EXERCISE DIRECTIONS: What you give back must match the data character for character.

Component data from apps and pages:
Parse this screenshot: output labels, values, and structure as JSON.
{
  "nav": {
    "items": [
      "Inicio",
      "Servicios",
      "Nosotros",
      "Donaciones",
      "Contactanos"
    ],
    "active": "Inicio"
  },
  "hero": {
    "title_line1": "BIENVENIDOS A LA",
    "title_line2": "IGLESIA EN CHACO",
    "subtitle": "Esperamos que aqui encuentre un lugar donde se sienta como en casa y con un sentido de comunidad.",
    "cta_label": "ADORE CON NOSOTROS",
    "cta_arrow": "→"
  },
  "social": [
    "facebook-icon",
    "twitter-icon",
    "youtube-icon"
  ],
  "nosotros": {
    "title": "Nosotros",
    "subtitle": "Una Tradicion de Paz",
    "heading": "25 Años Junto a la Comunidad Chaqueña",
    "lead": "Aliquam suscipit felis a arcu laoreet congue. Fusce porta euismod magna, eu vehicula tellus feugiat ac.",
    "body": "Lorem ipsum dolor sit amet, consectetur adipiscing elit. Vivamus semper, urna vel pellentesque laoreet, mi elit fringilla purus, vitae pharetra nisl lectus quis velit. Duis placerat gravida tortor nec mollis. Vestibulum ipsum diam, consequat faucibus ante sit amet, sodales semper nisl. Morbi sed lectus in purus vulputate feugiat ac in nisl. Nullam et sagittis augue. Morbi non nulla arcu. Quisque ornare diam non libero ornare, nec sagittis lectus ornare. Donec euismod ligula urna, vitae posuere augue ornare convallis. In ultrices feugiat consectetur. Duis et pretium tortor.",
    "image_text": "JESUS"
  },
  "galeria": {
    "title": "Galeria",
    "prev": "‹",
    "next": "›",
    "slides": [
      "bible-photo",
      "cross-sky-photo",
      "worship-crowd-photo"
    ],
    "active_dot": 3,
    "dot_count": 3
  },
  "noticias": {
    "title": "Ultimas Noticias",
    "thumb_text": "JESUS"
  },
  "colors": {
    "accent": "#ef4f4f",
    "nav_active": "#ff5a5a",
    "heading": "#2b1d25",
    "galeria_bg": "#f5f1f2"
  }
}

RESPONSE AREA:
Parse this screenshot: output labels, values, and structure as JSON.
{
  "nav": {
    "items": [
      "Inicio",
      "Servicios",
      "Nosotros",
      "Donaciones",
      "Contactanos"
    ],
    "active": "Inicio"
  },
  "hero": {
    "title_line1": "BIENVENIDOS A LA",
    "title_line2": "IGLESIA EN CHACO",
    "subtitle": "Esperamos que aqui encuentre un lugar donde se sienta como en casa y con un sentido de comunidad.",
    "cta_label": "ADORE CON NOSOTROS",
    "cta_arrow": "→"
  },
  "social": [
    "facebook-icon",
    "twitter-icon",
    "youtube-icon"
  ],
  "nosotros": {
    "title": "Nosotros",
    "subtitle": "Una Tradicion de Paz",
    "heading": "25 Años Junto a la Comunidad Chaqueña",
    "lead": "Aliquam suscipit felis a arcu laoreet congue. Fusce porta euismod magna, eu vehicula tellus feugiat ac.",
    "body": "Lorem ipsum dolor sit amet, consectetur adipiscing elit. Vivamus semper, urna vel pellentesque laoreet, mi elit fringilla purus, vitae pharetra nisl lectus quis velit. Duis placerat gravida tortor nec mollis. Vestibulum ipsum diam, consequat faucibus ante sit amet, sodales semper nisl. Morbi sed lectus in purus vulputate feugiat ac in nisl. Nullam et sagittis augue. Morbi non nulla arcu. Quisque ornare diam non libero ornare, nec sagittis lectus ornare. Donec euismod ligula urna, vitae posuere augue ornare convallis. In ultrices feugiat consectetur. Duis et pretium tortor.",
    "image_text": "JESUS"
  },
  "galeria": {
    "title": "Galeria",
    "prev": "‹",
    "next": "›",
    "slides": [
      "bible-photo",
      "cross-sky-photo",
      "worship-crowd-photo"
    ],
    "active_dot": 3,
    "dot_count": 3
  },
  "noticias": {
    "title": "Ultimas Noticias",
    "thumb_text": "JESUS"
  },
  "colors": {
    "accent": "#ef4f4f",
    "nav_active": "#ff5a5a",
    "heading": "#2b1d25",
    "galeria_bg": "#f5f1f2"
  }
}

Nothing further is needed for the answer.